The problem: Without pictures, retype the following entries exactly.
+ + + + +
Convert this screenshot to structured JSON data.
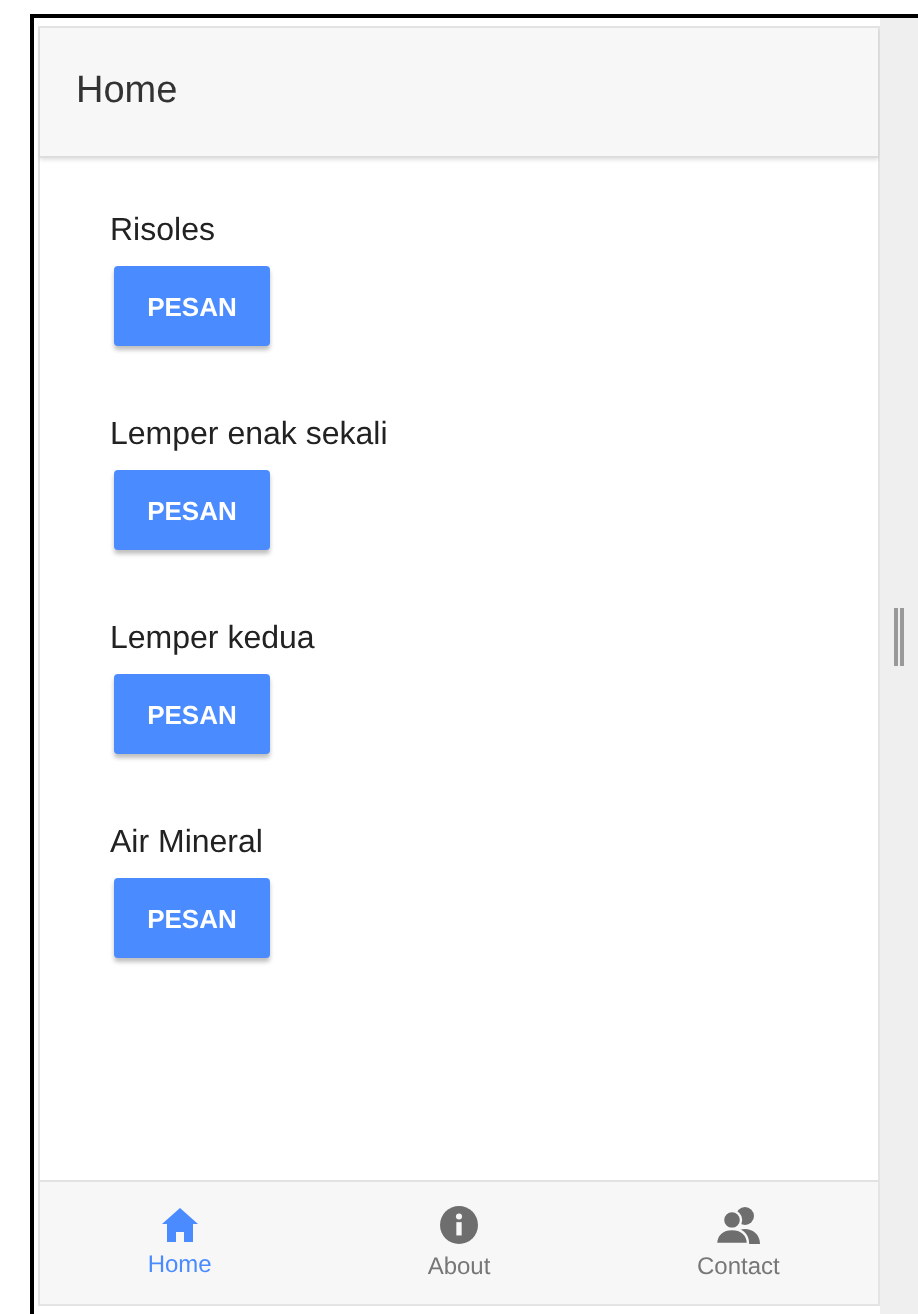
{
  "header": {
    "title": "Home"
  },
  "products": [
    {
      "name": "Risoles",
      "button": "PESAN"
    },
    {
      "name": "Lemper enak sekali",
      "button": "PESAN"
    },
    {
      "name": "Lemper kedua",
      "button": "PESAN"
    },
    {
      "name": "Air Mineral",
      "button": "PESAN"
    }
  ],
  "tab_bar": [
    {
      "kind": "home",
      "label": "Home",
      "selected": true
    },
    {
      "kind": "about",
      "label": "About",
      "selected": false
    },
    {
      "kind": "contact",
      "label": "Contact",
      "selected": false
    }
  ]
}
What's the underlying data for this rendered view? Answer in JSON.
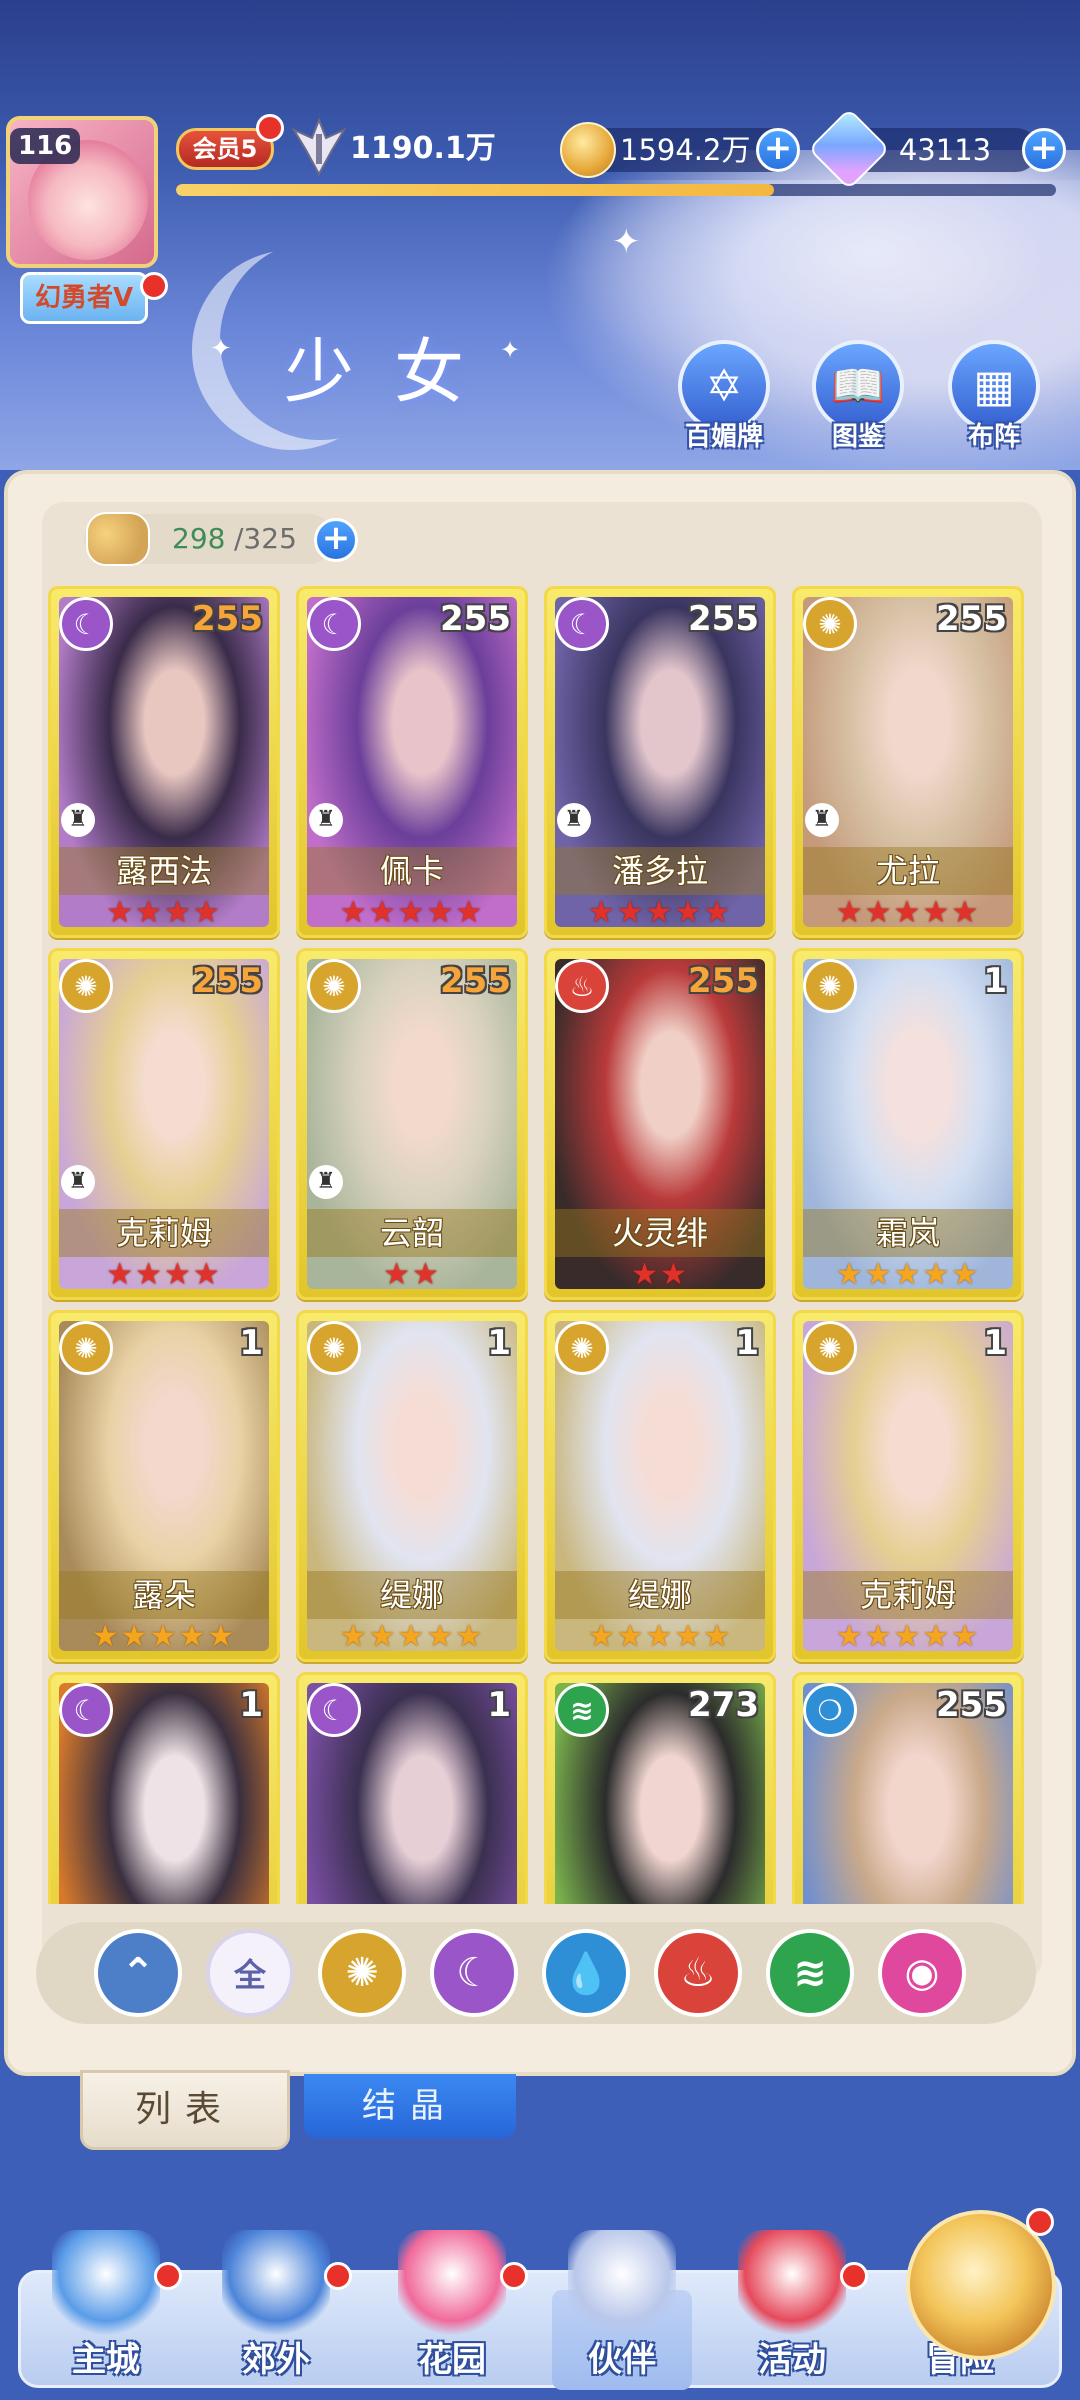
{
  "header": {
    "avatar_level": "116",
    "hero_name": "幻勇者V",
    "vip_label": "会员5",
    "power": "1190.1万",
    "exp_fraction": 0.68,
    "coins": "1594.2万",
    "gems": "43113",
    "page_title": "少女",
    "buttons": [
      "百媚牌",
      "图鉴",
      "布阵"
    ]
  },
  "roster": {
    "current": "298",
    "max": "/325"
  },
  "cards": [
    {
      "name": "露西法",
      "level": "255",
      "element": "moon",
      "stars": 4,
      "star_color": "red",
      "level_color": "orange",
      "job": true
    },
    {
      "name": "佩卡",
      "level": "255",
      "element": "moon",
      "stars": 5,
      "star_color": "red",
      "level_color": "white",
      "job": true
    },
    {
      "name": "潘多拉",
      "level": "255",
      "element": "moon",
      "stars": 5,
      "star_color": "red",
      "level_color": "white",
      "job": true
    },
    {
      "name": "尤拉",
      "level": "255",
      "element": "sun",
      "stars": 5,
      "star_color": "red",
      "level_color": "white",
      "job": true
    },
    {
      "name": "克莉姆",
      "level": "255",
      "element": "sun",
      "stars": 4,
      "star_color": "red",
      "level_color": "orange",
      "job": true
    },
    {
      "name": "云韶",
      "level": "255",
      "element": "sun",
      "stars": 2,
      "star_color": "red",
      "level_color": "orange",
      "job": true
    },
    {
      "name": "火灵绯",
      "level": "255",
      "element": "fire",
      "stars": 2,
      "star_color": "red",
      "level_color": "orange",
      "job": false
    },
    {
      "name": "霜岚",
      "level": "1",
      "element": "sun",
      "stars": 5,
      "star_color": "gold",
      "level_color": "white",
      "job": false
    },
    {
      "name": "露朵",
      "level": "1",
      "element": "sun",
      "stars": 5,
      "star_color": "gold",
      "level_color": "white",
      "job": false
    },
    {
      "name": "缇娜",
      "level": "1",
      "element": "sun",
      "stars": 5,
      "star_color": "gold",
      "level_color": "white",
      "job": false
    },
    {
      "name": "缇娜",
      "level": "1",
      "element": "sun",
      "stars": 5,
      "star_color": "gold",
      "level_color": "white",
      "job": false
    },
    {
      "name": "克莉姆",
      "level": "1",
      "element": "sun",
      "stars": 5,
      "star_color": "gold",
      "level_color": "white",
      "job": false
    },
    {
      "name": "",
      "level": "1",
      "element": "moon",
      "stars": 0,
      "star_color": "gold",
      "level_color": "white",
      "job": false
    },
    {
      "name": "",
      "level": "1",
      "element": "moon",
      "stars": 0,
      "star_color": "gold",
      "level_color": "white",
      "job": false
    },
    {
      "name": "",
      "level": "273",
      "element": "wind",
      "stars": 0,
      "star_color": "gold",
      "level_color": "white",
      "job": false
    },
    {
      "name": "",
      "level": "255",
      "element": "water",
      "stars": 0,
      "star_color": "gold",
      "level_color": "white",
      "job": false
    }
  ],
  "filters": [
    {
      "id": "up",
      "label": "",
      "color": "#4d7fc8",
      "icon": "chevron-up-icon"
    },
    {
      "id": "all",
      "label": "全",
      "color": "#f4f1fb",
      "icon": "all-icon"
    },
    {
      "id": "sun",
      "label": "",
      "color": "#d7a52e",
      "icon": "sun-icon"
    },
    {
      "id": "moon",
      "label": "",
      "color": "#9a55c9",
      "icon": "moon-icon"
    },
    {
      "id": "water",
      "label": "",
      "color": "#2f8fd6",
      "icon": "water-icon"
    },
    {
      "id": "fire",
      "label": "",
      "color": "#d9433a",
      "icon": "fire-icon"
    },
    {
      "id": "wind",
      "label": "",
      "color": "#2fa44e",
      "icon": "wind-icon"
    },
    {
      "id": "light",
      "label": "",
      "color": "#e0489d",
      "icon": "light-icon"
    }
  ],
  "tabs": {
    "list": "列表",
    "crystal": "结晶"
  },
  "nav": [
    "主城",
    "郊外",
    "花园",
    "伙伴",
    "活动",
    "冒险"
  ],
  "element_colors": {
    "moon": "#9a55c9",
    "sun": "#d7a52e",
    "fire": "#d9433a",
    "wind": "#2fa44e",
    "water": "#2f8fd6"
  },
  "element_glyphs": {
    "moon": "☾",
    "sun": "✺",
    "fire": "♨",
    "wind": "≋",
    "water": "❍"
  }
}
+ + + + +
Solution for this exercise:
Convert this screenshot to structured JSON data.
{
  "header": {
    "title": "Home"
  },
  "products": [
    {
      "name": "Risoles",
      "button": "PESAN"
    },
    {
      "name": "Lemper enak sekali",
      "button": "PESAN"
    },
    {
      "name": "Lemper kedua",
      "button": "PESAN"
    },
    {
      "name": "Air Mineral",
      "button": "PESAN"
    }
  ],
  "tab_bar": [
    {
      "kind": "home",
      "label": "Home",
      "selected": true
    },
    {
      "kind": "about",
      "label": "About",
      "selected": false
    },
    {
      "kind": "contact",
      "label": "Contact",
      "selected": false
    }
  ]
}
What's the underlying data for this rendered view? Answer in JSON.
{
  "header": {
    "avatar_level": "116",
    "hero_name": "幻勇者V",
    "vip_label": "会员5",
    "power": "1190.1万",
    "exp_fraction": 0.68,
    "coins": "1594.2万",
    "gems": "43113",
    "page_title": "少女",
    "buttons": [
      "百媚牌",
      "图鉴",
      "布阵"
    ]
  },
  "roster": {
    "current": "298",
    "max": "/325"
  },
  "cards": [
    {
      "name": "露西法",
      "level": "255",
      "element": "moon",
      "stars": 4,
      "star_color": "red",
      "level_color": "orange",
      "job": true
    },
    {
      "name": "佩卡",
      "level": "255",
      "element": "moon",
      "stars": 5,
      "star_color": "red",
      "level_color": "white",
      "job": true
    },
    {
      "name": "潘多拉",
      "level": "255",
      "element": "moon",
      "stars": 5,
      "star_color": "red",
      "level_color": "white",
      "job": true
    },
    {
      "name": "尤拉",
      "level": "255",
      "element": "sun",
      "stars": 5,
      "star_color": "red",
      "level_color": "white",
      "job": true
    },
    {
      "name": "克莉姆",
      "level": "255",
      "element": "sun",
      "stars": 4,
      "star_color": "red",
      "level_color": "orange",
      "job": true
    },
    {
      "name": "云韶",
      "level": "255",
      "element": "sun",
      "stars": 2,
      "star_color": "red",
      "level_color": "orange",
      "job": true
    },
    {
      "name": "火灵绯",
      "level": "255",
      "element": "fire",
      "stars": 2,
      "star_color": "red",
      "level_color": "orange",
      "job": false
    },
    {
      "name": "霜岚",
      "level": "1",
      "element": "sun",
      "stars": 5,
      "star_color": "gold",
      "level_color": "white",
      "job": false
    },
    {
      "name": "露朵",
      "level": "1",
      "element": "sun",
      "stars": 5,
      "star_color": "gold",
      "level_color": "white",
      "job": false
    },
    {
      "name": "缇娜",
      "level": "1",
      "element": "sun",
      "stars": 5,
      "star_color": "gold",
      "level_color": "white",
      "job": false
    },
    {
      "name": "缇娜",
      "level": "1",
      "element": "sun",
      "stars": 5,
      "star_color": "gold",
      "level_color": "white",
      "job": false
    },
    {
      "name": "克莉姆",
      "level": "1",
      "element": "sun",
      "stars": 5,
      "star_color": "gold",
      "level_color": "white",
      "job": false
    },
    {
      "name": "",
      "level": "1",
      "element": "moon",
      "stars": 0,
      "star_color": "gold",
      "level_color": "white",
      "job": false
    },
    {
      "name": "",
      "level": "1",
      "element": "moon",
      "stars": 0,
      "star_color": "gold",
      "level_color": "white",
      "job": false
    },
    {
      "name": "",
      "level": "273",
      "element": "wind",
      "stars": 0,
      "star_color": "gold",
      "level_color": "white",
      "job": false
    },
    {
      "name": "",
      "level": "255",
      "element": "water",
      "stars": 0,
      "star_color": "gold",
      "level_color": "white",
      "job": false
    }
  ],
  "filters": [
    {
      "id": "up",
      "label": "",
      "color": "#4d7fc8",
      "icon": "chevron-up-icon"
    },
    {
      "id": "all",
      "label": "全",
      "color": "#f4f1fb",
      "icon": "all-icon"
    },
    {
      "id": "sun",
      "label": "",
      "color": "#d7a52e",
      "icon": "sun-icon"
    },
    {
      "id": "moon",
      "label": "",
      "color": "#9a55c9",
      "icon": "moon-icon"
    },
    {
      "id": "water",
      "label": "",
      "color": "#2f8fd6",
      "icon": "water-icon"
    },
    {
      "id": "fire",
      "label": "",
      "color": "#d9433a",
      "icon": "fire-icon"
    },
    {
      "id": "wind",
      "label": "",
      "color": "#2fa44e",
      "icon": "wind-icon"
    },
    {
      "id": "light",
      "label": "",
      "color": "#e0489d",
      "icon": "light-icon"
    }
  ],
  "tabs": {
    "list": "列表",
    "crystal": "结晶"
  },
  "nav": [
    "主城",
    "郊外",
    "花园",
    "伙伴",
    "活动",
    "冒险"
  ],
  "element_colors": {
    "moon": "#9a55c9",
    "sun": "#d7a52e",
    "fire": "#d9433a",
    "wind": "#2fa44e",
    "water": "#2f8fd6"
  },
  "element_glyphs": {
    "moon": "☾",
    "sun": "✺",
    "fire": "♨",
    "wind": "≋",
    "water": "❍"
  }
}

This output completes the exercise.